• TASK:
Look through the entries that follow and return each line that has the string "screenshot".

• INFORMATION GIVEN:
::::

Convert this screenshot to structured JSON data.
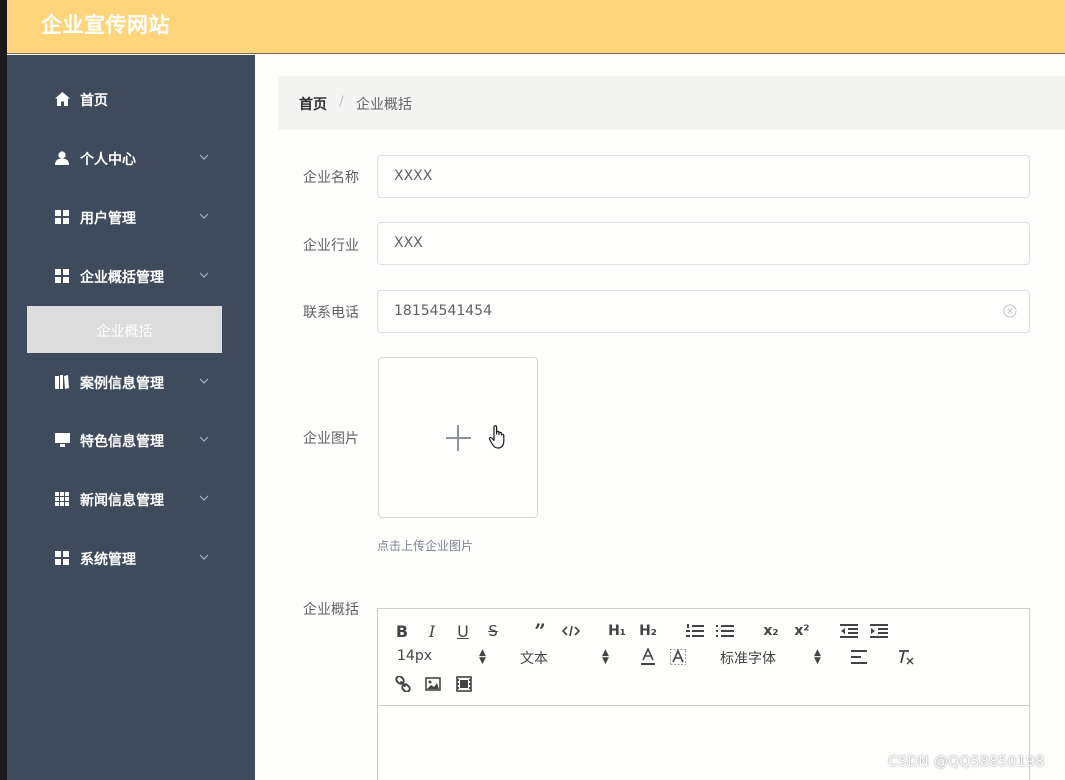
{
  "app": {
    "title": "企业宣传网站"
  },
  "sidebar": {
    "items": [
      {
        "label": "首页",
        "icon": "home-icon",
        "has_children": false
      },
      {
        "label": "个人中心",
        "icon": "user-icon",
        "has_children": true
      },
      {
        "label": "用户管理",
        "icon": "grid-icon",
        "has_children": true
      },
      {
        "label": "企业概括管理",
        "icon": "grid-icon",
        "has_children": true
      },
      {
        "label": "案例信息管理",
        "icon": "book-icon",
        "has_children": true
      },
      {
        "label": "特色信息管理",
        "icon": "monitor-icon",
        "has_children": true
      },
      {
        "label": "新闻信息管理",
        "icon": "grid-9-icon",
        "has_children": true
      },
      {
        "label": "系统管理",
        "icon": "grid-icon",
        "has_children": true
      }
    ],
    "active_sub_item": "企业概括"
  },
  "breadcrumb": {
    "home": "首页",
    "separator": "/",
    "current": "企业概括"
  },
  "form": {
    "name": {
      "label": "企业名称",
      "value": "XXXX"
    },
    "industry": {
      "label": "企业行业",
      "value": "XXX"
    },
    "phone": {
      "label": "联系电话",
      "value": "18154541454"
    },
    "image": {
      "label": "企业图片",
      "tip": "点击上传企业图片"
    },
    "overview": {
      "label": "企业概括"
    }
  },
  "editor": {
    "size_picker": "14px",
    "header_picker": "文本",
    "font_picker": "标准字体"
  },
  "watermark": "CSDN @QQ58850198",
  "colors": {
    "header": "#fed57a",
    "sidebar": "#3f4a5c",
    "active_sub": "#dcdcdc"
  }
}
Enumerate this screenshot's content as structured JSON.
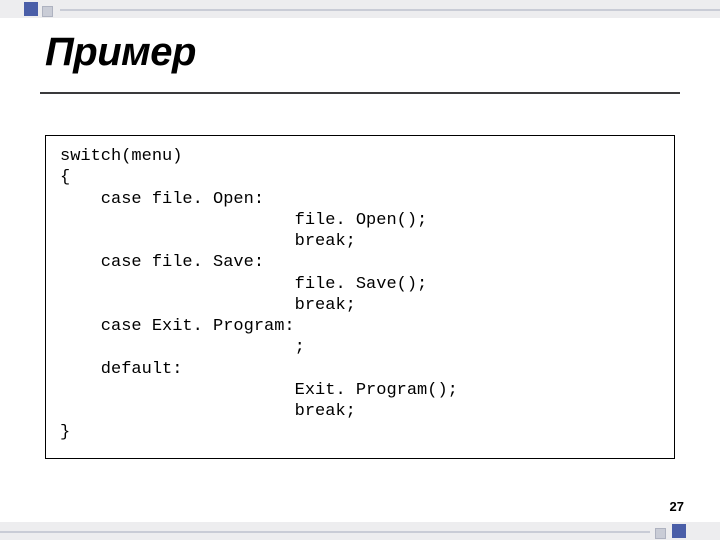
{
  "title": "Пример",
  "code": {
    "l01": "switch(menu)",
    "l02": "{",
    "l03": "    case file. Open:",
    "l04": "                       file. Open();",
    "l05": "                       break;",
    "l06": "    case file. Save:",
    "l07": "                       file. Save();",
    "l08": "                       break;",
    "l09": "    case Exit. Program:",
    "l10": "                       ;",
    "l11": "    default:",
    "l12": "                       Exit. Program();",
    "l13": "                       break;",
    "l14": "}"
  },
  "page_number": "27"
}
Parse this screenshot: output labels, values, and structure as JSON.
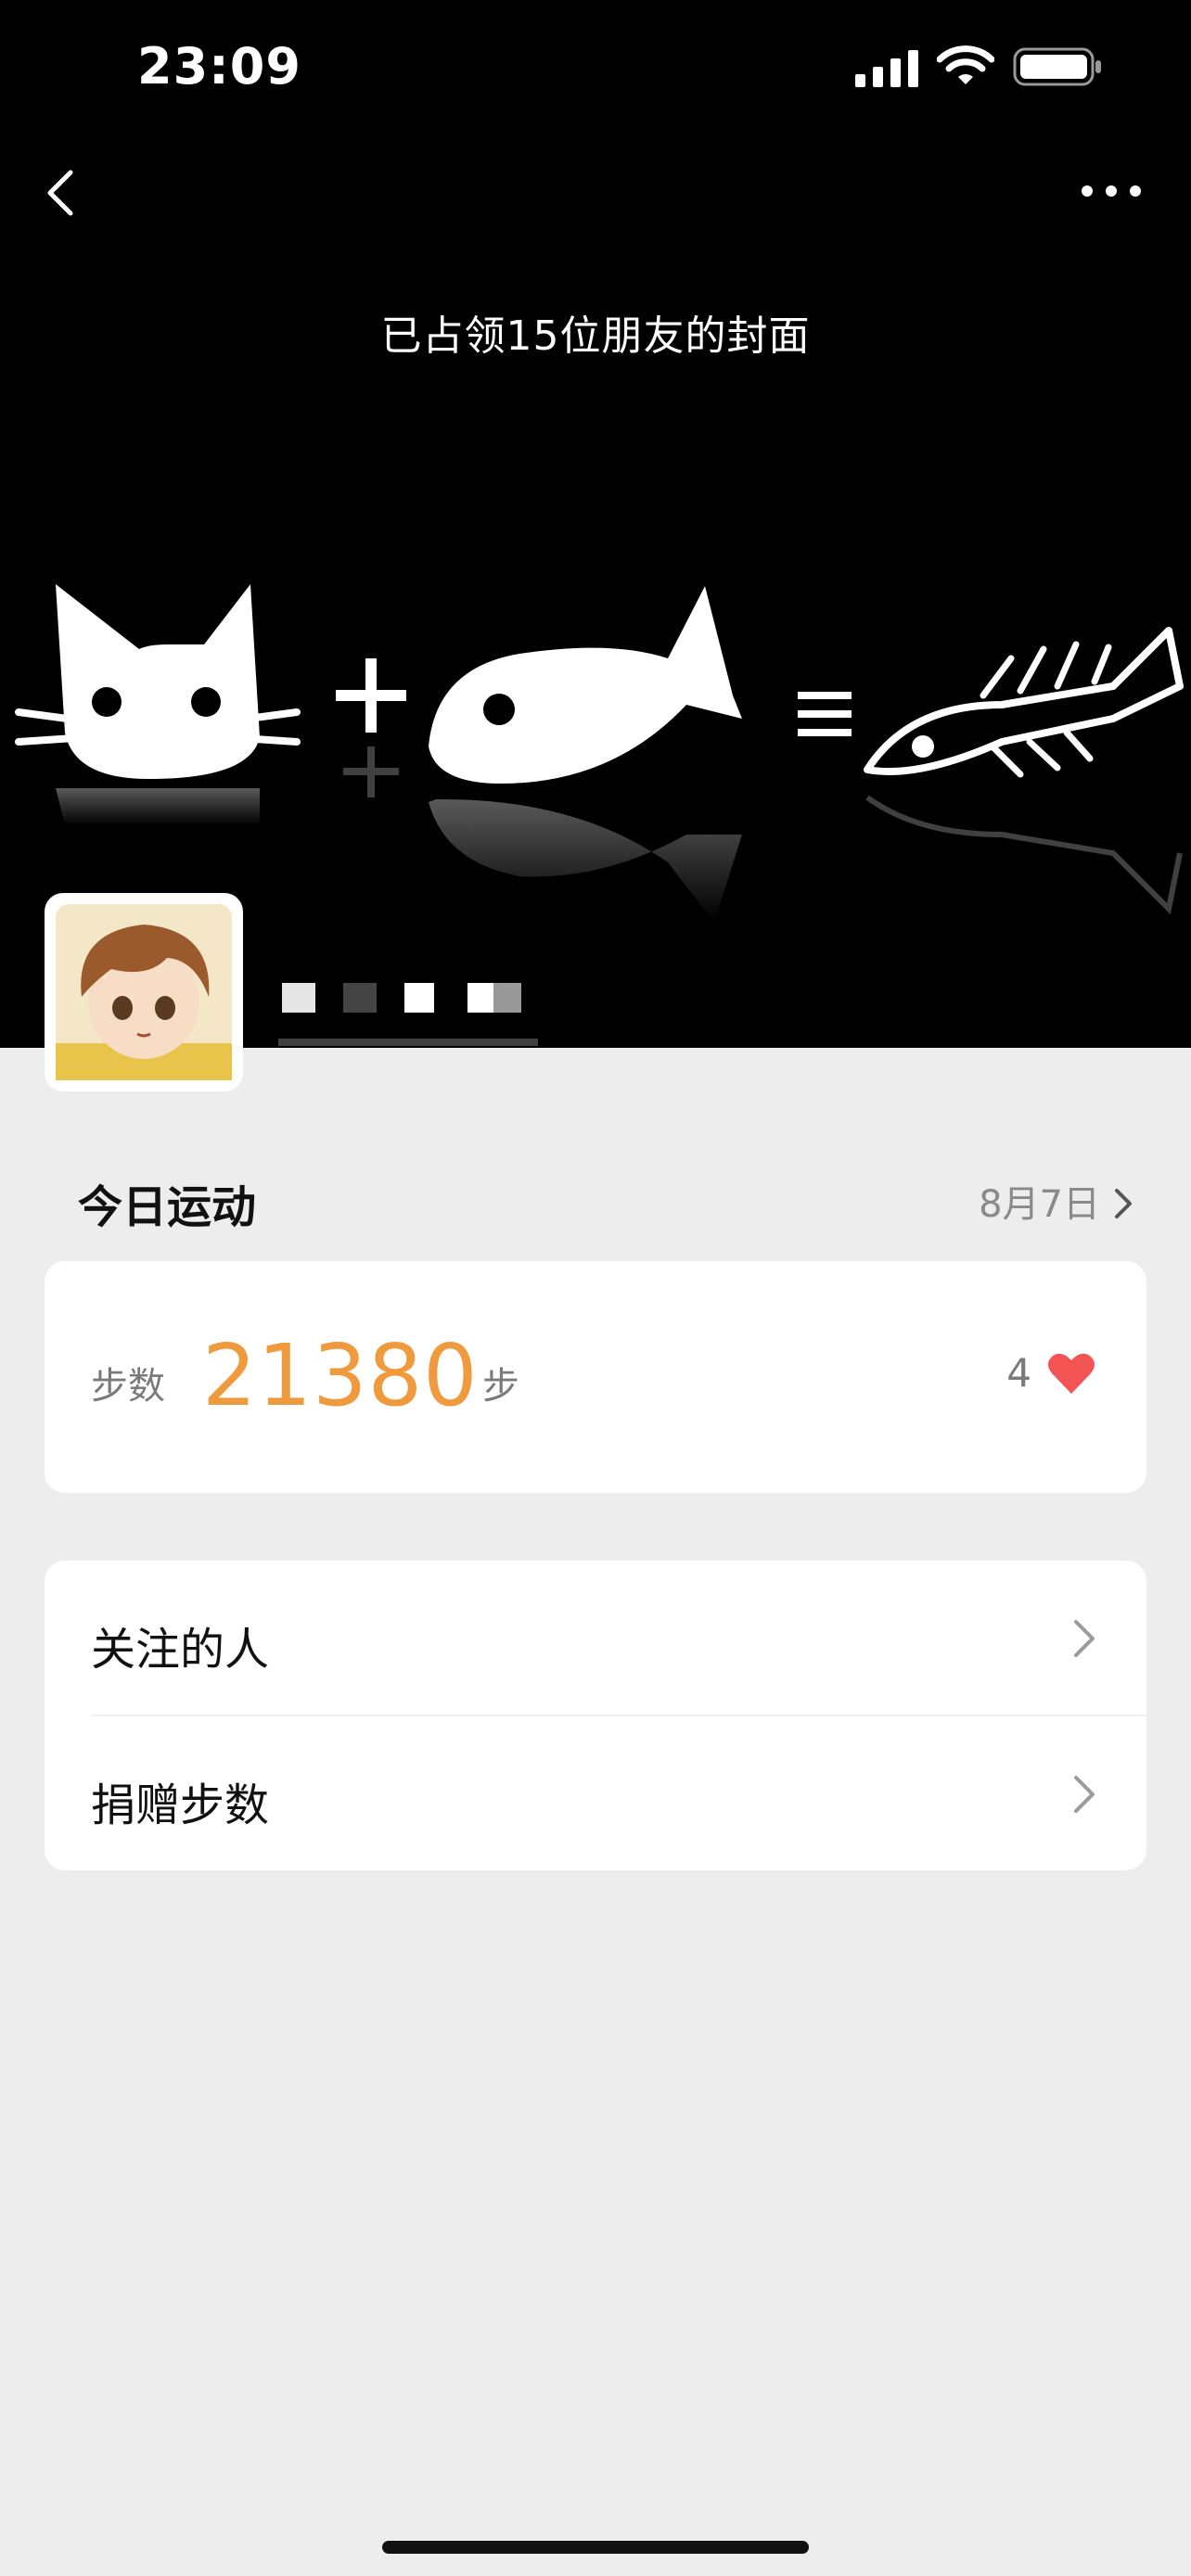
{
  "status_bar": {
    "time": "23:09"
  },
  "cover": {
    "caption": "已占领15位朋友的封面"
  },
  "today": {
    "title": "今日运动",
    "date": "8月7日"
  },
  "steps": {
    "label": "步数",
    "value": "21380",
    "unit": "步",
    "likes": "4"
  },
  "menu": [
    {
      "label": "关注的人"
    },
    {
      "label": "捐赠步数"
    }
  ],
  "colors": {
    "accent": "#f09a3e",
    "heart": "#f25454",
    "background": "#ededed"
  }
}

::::

• ANSWER TO THE PROBLEM:
Convert this screenshot to structured JSON data.
Enumerate this screenshot's content as structured JSON.
Parse this screenshot: output labels, values, and structure as JSON.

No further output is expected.